26 August 2013

New Zealand may be seen as taunting the OECD with a disregard for a Recommendation of the Council  to regulate lobbying and lobbyists  The OECD considers that controls are vital “… to make the world economy stronger, cleaner and fairer…”  They are necessary in the “…drive to foster open governance and restore public trust in markets and democracy…”

But that is not the conclusion reached by the Government Administration Select Committee. In reporting on the Lobbying Disclosure Bill today after more than 12 months’ consideration, it has decided that regulating the activities of lobbyists would have unintended consequences for democracy going well beyond what is required.

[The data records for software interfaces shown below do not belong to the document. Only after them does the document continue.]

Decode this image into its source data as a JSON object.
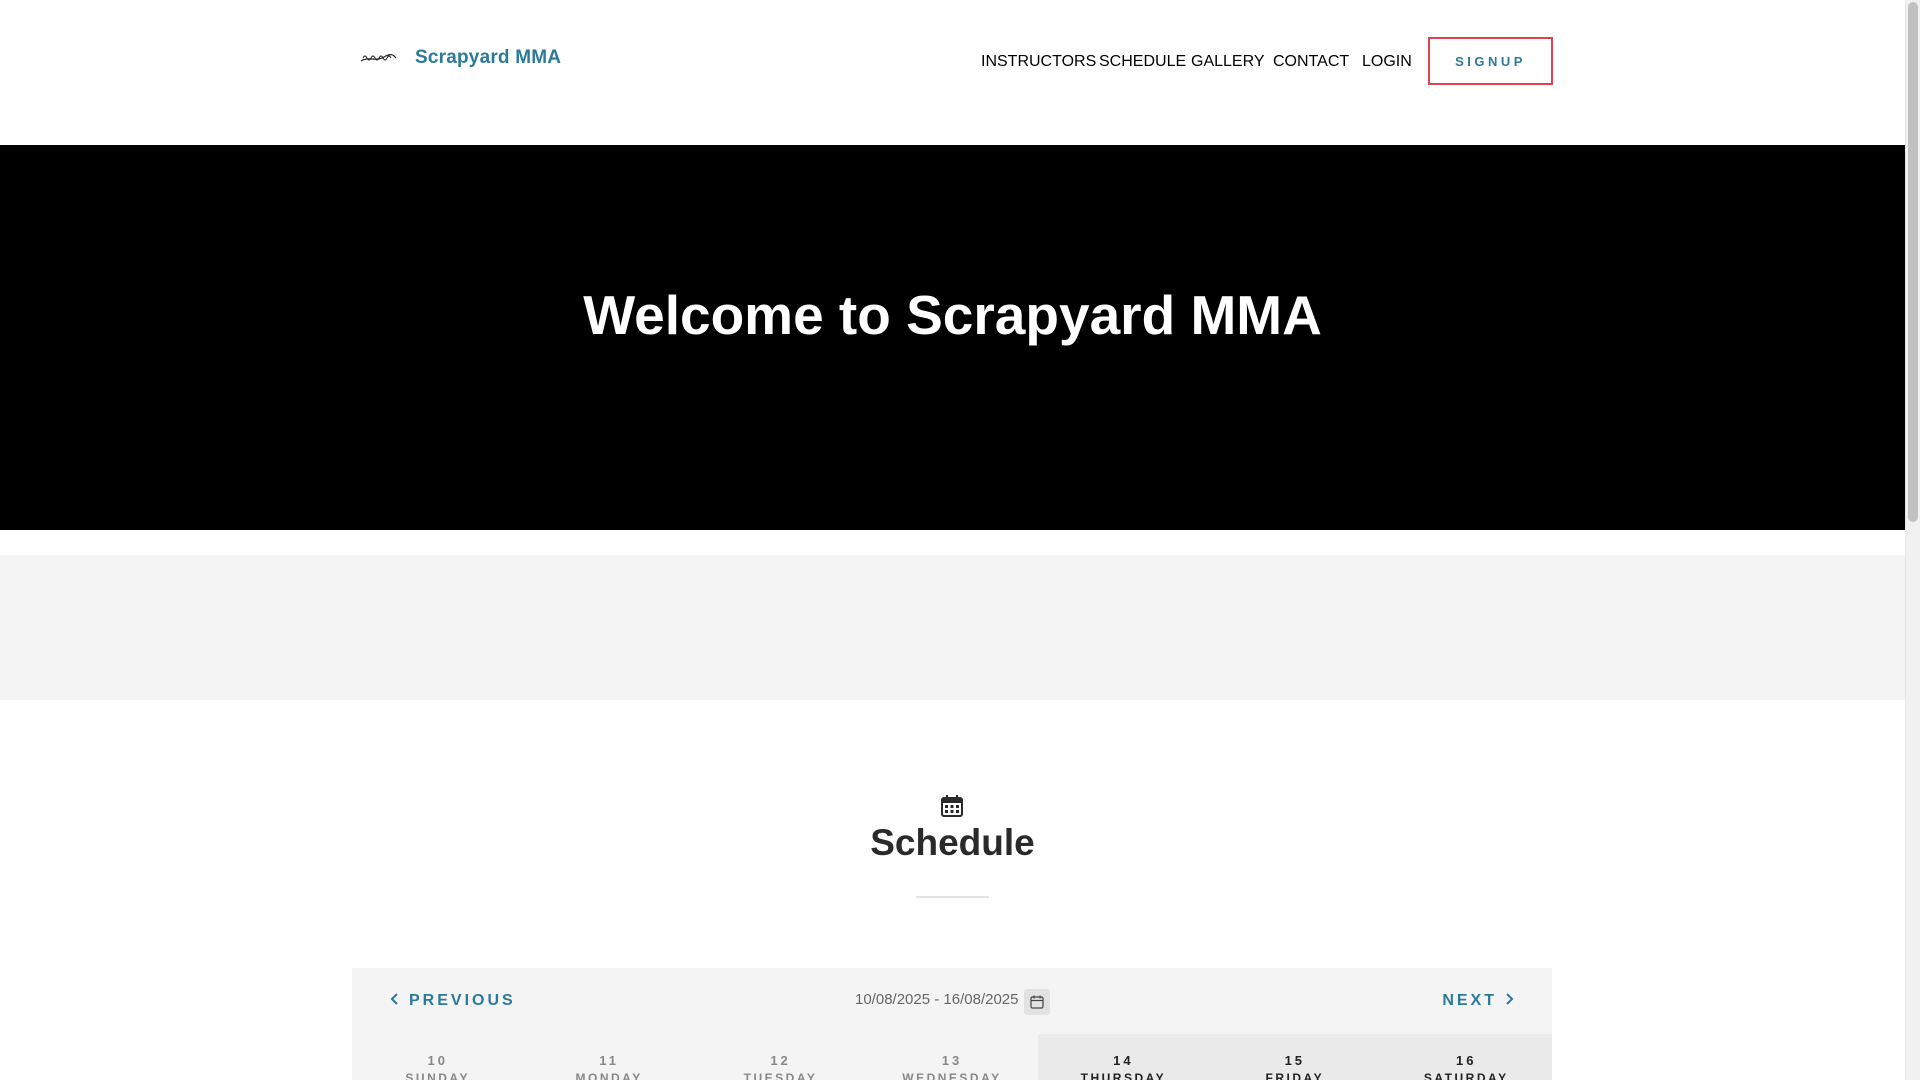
{
  "brand": {
    "name": "Scrapyard MMA",
    "logo_text": "Scrapyard"
  },
  "nav": {
    "items": [
      {
        "label": "INSTRUCTORS"
      },
      {
        "label": "SCHEDULE"
      },
      {
        "label": "GALLERY"
      },
      {
        "label": "CONTACT"
      },
      {
        "label": "LOGIN"
      }
    ],
    "signup_label": "SIGNUP"
  },
  "hero": {
    "title": "Welcome to Scrapyard MMA"
  },
  "schedule": {
    "icon": "calendar-icon",
    "title": "Schedule",
    "previous_label": "PREVIOUS",
    "next_label": "NEXT",
    "date_range": "10/08/2025 - 16/08/2025",
    "days": [
      {
        "num": "10",
        "weekday": "SUNDAY"
      },
      {
        "num": "11",
        "weekday": "MONDAY"
      },
      {
        "num": "12",
        "weekday": "TUESDAY"
      },
      {
        "num": "13",
        "weekday": "WEDNESDAY"
      },
      {
        "num": "14",
        "weekday": "THURSDAY"
      },
      {
        "num": "15",
        "weekday": "FRIDAY"
      },
      {
        "num": "16",
        "weekday": "SATURDAY"
      }
    ],
    "current_days": [
      "14",
      "15",
      "16"
    ]
  },
  "colors": {
    "accent": "#2b7a99",
    "signup_border": "#e0404f",
    "hero_bg": "#000000"
  }
}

The Attorney General’s view is that the ability of citizens to freely express views and opinions should not be silenced by the state.

In what may well be an ironical observation on Parliament’s history of self regulation, the Select Committee suggested that the best way to improve transparency of lobbying and decision-making is not to legislate but for the House to set guidelines on proactive disclosure.

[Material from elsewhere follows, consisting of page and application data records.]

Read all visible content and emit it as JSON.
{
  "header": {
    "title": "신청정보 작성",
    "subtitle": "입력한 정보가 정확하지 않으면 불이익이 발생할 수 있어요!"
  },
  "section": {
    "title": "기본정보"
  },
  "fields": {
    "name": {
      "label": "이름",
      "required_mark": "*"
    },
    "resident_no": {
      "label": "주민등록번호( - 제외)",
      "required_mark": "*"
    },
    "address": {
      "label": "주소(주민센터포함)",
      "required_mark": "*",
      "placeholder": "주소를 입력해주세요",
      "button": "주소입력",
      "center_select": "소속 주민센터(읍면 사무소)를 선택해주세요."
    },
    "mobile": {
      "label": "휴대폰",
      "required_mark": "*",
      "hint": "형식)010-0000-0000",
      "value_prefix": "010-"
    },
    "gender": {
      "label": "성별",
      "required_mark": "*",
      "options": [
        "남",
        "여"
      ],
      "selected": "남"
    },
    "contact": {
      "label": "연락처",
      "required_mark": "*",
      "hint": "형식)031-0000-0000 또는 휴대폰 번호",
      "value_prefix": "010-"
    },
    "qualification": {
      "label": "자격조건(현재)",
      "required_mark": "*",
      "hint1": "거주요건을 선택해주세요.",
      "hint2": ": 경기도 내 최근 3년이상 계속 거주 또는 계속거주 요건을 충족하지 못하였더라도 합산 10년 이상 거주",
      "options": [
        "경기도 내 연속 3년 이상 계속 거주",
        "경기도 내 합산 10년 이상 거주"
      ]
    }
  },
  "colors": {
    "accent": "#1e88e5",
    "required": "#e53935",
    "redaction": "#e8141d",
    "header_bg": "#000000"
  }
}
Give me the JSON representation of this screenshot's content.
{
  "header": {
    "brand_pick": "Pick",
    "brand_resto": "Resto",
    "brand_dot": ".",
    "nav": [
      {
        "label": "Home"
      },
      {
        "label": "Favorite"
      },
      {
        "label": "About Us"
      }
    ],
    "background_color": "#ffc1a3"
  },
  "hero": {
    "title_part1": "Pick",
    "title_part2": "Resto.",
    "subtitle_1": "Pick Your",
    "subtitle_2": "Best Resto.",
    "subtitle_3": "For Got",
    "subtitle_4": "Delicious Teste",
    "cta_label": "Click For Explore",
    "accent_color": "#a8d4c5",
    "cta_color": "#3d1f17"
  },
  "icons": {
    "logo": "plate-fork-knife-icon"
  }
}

The report mentions statutory controls in Canada and Australia (although another 10 countries have laws in place, with others like Ireland in the process of enacting provisions) but makes no reference to the OECD Principles for Transparency and Integrity in Lobbying.  The Principles, in force since 2010 expect Member states to implement rules and guidelines.  That may well be why the Select Committee suggested that a better solution than the Bill promoted by the Greens, would be for Parliament to establish “guidelines”.

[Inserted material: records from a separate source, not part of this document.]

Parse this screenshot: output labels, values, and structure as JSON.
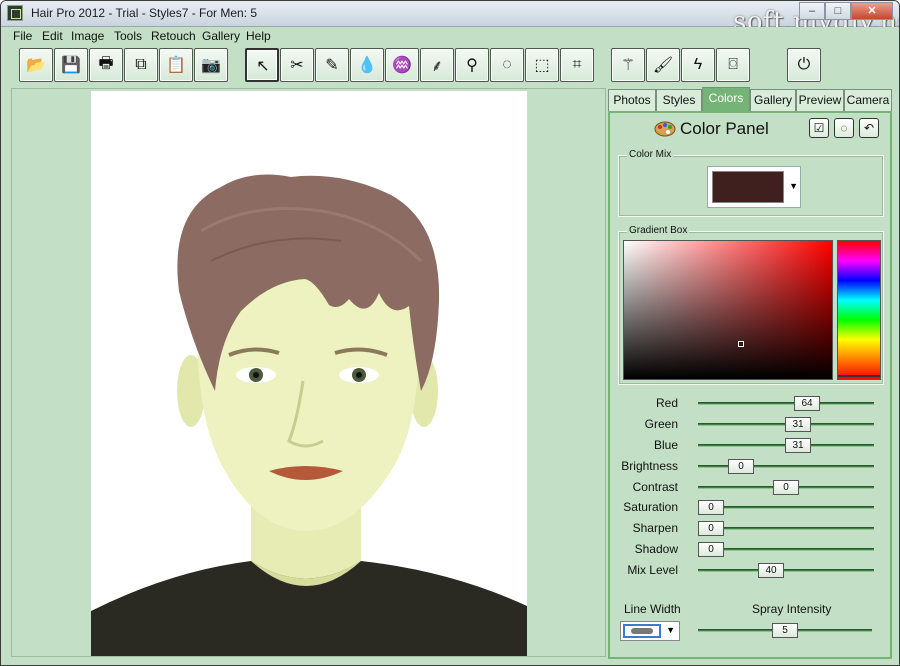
{
  "window": {
    "title": "Hair Pro 2012 - Trial - Styles7 - For Men: 5",
    "watermark": "soft.mydiv.net",
    "controls": {
      "minimize": "–",
      "maximize": "□",
      "close": "✕"
    }
  },
  "menu": {
    "items": [
      "File",
      "Edit",
      "Image",
      "Tools",
      "Retouch",
      "Gallery",
      "Help"
    ]
  },
  "toolbar": {
    "buttons": [
      {
        "name": "open-folder-icon",
        "glyph": "📂"
      },
      {
        "name": "save-icon",
        "glyph": "💾"
      },
      {
        "name": "print-icon",
        "glyph": "🖶"
      },
      {
        "name": "copy-icon",
        "glyph": "⧉"
      },
      {
        "name": "paste-icon",
        "glyph": "📋"
      },
      {
        "name": "camera-icon",
        "glyph": "📷"
      },
      {
        "name": "pointer-icon",
        "glyph": "↖"
      },
      {
        "name": "scissors-icon",
        "glyph": "✂"
      },
      {
        "name": "eyedropper-icon",
        "glyph": "✎"
      },
      {
        "name": "drop-icon",
        "glyph": "💧"
      },
      {
        "name": "hair-dryer-icon",
        "glyph": "♒"
      },
      {
        "name": "hair-strands-icon",
        "glyph": "⸙"
      },
      {
        "name": "spray-icon",
        "glyph": "⚲"
      },
      {
        "name": "lasso-icon",
        "glyph": "◌"
      },
      {
        "name": "rectangle-select-icon",
        "glyph": "⬚"
      },
      {
        "name": "crop-icon",
        "glyph": "⌗"
      },
      {
        "name": "magic-wand-icon",
        "glyph": "⚚"
      },
      {
        "name": "brush-icon",
        "glyph": "🖌"
      },
      {
        "name": "flash-icon",
        "glyph": "ϟ"
      },
      {
        "name": "tape-icon",
        "glyph": "⌼"
      },
      {
        "name": "power-icon",
        "glyph": "⏻"
      }
    ],
    "selected": "pointer-icon"
  },
  "tabs": [
    "Photos",
    "Styles",
    "Colors",
    "Gallery",
    "Preview",
    "Camera"
  ],
  "active_tab": "Colors",
  "panel": {
    "title": "Color Panel",
    "buttons": [
      {
        "name": "apply-check-icon",
        "glyph": "☑"
      },
      {
        "name": "lasso-select-icon",
        "glyph": "◌"
      },
      {
        "name": "undo-icon",
        "glyph": "↶"
      }
    ],
    "color_mix": {
      "label": "Color Mix",
      "current_color": "#401f1f"
    },
    "gradient_box": {
      "label": "Gradient Box",
      "hue_base": "#ff0000"
    },
    "sliders": [
      {
        "label": "Red",
        "value": "64",
        "fraction": 0.64
      },
      {
        "label": "Green",
        "value": "31",
        "fraction": 0.58
      },
      {
        "label": "Blue",
        "value": "31",
        "fraction": 0.58
      },
      {
        "label": "Brightness",
        "value": "0",
        "fraction": 0.2
      },
      {
        "label": "Contrast",
        "value": "0",
        "fraction": 0.5
      },
      {
        "label": "Saturation",
        "value": "0",
        "fraction": 0.0
      },
      {
        "label": "Sharpen",
        "value": "0",
        "fraction": 0.0
      },
      {
        "label": "Shadow",
        "value": "0",
        "fraction": 0.0
      },
      {
        "label": "Mix Level",
        "value": "40",
        "fraction": 0.4
      }
    ],
    "line_width_label": "Line Width",
    "spray_intensity": {
      "label": "Spray Intensity",
      "value": "5",
      "fraction": 0.5
    }
  },
  "colors": {
    "background": "#c3e0c6",
    "accent": "#74b477",
    "hair": "#8c6c62",
    "skin": "#eef2c0"
  }
}
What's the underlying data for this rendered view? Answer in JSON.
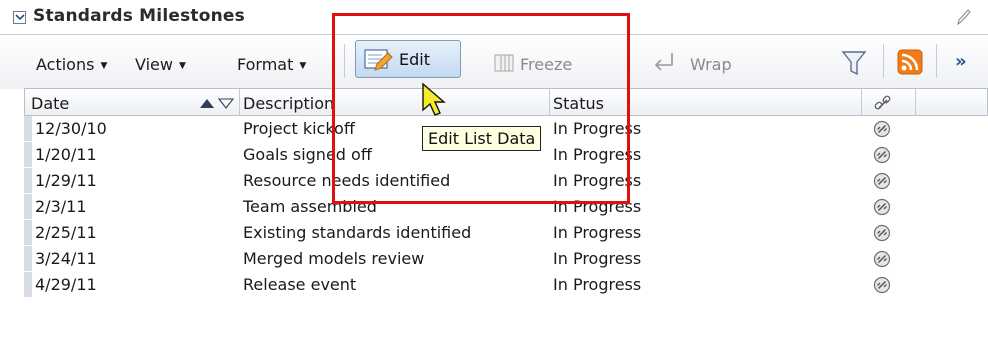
{
  "panel": {
    "title": "Standards Milestones"
  },
  "toolbar": {
    "actions_label": "Actions",
    "view_label": "View",
    "format_label": "Format",
    "edit_label": "Edit",
    "freeze_label": "Freeze",
    "wrap_label": "Wrap",
    "more_label": "»"
  },
  "table": {
    "columns": {
      "date": "Date",
      "description": "Description",
      "status": "Status"
    },
    "rows": [
      {
        "date": "12/30/10",
        "description": "Project kickoff",
        "status": "In Progress"
      },
      {
        "date": "1/20/11",
        "description": "Goals signed off",
        "status": "In Progress"
      },
      {
        "date": "1/29/11",
        "description": "Resource needs identified",
        "status": "In Progress"
      },
      {
        "date": "2/3/11",
        "description": "Team assembled",
        "status": "In Progress"
      },
      {
        "date": "2/25/11",
        "description": "Existing standards identified",
        "status": "In Progress"
      },
      {
        "date": "3/24/11",
        "description": "Merged models review",
        "status": "In Progress"
      },
      {
        "date": "4/29/11",
        "description": "Release event",
        "status": "In Progress"
      }
    ]
  },
  "tooltip": {
    "text": "Edit List Data"
  },
  "colors": {
    "highlight": "#e01010",
    "rss": "#f07d1a",
    "tooltip_bg": "#ffffe1"
  },
  "icons": [
    "chevron-down-icon",
    "pencil-icon",
    "edit-icon",
    "freeze-icon",
    "wrap-icon",
    "filter-icon",
    "rss-icon",
    "link-icon",
    "cursor-icon"
  ]
}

A primary characteristic of the OECD Principles is that there is a clear and unambiguous definition of “lobbyist and lobbying activity”.  The Select Committee proposal for guidelines that provide a definition of lobbyist and lobbying activity reinforces the probability that though rejecting statutory controls, the Select Committee members were cognisant of OECD expectations.  This sideward glance at the OECD is pertinent.  The OECD  Council has directed that the Public Governance Committee report this year on progress made in reviewing and updating frameworks for transparency and integrity in lobbying.